*** Begin section ***

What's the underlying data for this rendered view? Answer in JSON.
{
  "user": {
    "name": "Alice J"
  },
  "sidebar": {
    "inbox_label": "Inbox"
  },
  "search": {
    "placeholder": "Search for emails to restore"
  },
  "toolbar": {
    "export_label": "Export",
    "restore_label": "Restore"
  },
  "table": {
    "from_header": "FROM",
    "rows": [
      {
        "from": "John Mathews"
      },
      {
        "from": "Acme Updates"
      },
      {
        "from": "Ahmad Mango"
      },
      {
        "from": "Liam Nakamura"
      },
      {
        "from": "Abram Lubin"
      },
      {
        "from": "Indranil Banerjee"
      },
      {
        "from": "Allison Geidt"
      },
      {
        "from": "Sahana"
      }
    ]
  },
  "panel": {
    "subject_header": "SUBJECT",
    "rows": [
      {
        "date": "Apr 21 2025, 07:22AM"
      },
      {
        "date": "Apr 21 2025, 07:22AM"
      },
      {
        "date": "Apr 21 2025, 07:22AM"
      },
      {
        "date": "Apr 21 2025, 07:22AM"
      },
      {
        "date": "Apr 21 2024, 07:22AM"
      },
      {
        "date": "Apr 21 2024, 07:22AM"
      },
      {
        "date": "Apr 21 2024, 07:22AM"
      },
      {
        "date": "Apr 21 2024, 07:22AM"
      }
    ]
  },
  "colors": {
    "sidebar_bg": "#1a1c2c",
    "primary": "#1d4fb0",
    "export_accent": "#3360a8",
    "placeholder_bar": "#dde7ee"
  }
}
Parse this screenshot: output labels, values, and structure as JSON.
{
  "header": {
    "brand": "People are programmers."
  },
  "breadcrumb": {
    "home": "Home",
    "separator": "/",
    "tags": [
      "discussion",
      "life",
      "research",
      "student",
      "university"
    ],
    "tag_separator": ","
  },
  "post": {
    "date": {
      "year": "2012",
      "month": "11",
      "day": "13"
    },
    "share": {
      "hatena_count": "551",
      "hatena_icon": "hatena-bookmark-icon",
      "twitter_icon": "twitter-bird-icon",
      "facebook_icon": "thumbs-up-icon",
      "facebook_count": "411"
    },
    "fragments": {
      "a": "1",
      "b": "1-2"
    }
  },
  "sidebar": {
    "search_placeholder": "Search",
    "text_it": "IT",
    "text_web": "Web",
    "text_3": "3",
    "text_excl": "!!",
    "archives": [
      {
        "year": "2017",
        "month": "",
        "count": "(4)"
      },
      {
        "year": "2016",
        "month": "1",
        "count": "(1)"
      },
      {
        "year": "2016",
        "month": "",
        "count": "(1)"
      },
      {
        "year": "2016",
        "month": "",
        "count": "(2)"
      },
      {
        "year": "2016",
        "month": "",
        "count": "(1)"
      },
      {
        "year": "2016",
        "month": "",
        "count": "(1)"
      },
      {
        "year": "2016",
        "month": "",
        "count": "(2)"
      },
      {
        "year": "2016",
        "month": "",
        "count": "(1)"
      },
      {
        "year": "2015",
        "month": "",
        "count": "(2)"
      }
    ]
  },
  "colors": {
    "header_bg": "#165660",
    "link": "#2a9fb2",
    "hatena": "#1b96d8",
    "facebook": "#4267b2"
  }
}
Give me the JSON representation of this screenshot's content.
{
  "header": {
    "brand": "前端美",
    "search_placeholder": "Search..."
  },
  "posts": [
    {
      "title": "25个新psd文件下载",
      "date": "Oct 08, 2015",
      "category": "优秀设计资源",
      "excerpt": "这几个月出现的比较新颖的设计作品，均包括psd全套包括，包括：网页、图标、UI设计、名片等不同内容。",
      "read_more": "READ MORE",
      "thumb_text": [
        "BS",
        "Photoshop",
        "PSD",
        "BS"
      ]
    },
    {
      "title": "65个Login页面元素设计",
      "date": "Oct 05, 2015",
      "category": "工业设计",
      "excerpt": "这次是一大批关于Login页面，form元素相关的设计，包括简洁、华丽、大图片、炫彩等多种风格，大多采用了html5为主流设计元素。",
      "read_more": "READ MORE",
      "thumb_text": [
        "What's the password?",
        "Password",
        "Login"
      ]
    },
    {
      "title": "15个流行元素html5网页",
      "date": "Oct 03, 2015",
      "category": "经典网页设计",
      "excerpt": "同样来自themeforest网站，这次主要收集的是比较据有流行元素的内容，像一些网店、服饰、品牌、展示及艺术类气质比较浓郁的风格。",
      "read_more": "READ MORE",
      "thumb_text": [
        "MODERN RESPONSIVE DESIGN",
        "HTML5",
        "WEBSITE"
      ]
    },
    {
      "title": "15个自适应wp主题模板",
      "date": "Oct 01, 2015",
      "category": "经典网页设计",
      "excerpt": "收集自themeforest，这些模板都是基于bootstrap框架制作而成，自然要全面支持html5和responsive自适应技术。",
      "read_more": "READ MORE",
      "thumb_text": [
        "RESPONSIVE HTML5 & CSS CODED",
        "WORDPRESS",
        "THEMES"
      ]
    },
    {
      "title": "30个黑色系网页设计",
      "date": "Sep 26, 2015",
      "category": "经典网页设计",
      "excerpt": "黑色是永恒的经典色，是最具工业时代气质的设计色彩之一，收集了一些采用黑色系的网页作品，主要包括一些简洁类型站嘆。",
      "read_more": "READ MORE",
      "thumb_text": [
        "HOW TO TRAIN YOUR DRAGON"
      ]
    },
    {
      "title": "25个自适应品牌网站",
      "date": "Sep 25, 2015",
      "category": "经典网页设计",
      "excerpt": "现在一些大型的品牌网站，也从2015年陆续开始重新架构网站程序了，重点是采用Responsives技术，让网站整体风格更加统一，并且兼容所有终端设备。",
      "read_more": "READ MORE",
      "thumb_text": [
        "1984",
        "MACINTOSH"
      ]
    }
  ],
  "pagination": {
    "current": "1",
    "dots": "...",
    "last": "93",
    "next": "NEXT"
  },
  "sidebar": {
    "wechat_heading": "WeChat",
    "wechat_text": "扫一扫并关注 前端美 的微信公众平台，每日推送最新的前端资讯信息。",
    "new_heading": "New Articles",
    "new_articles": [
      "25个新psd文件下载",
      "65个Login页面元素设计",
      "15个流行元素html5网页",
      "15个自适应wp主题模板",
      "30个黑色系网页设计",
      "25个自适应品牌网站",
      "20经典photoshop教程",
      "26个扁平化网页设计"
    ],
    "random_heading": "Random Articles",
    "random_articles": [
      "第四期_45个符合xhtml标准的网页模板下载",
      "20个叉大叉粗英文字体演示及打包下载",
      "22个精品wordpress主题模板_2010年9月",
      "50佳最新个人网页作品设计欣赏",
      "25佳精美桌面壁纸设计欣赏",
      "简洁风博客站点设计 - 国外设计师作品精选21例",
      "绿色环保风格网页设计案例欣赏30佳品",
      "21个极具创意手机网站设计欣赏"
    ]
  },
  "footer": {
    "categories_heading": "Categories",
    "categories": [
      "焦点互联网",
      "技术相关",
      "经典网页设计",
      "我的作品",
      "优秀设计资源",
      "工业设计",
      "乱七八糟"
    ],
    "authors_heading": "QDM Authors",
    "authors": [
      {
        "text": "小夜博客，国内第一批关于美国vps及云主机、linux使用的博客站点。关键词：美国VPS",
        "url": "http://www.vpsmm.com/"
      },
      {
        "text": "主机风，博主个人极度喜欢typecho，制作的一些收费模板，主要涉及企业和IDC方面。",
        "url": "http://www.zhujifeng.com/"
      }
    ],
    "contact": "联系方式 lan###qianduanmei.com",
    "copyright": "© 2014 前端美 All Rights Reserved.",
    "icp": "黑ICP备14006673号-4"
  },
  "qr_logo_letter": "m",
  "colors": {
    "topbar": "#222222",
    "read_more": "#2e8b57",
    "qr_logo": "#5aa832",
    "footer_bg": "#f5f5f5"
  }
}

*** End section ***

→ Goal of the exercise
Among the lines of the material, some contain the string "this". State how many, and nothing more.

→ Exercise solution
3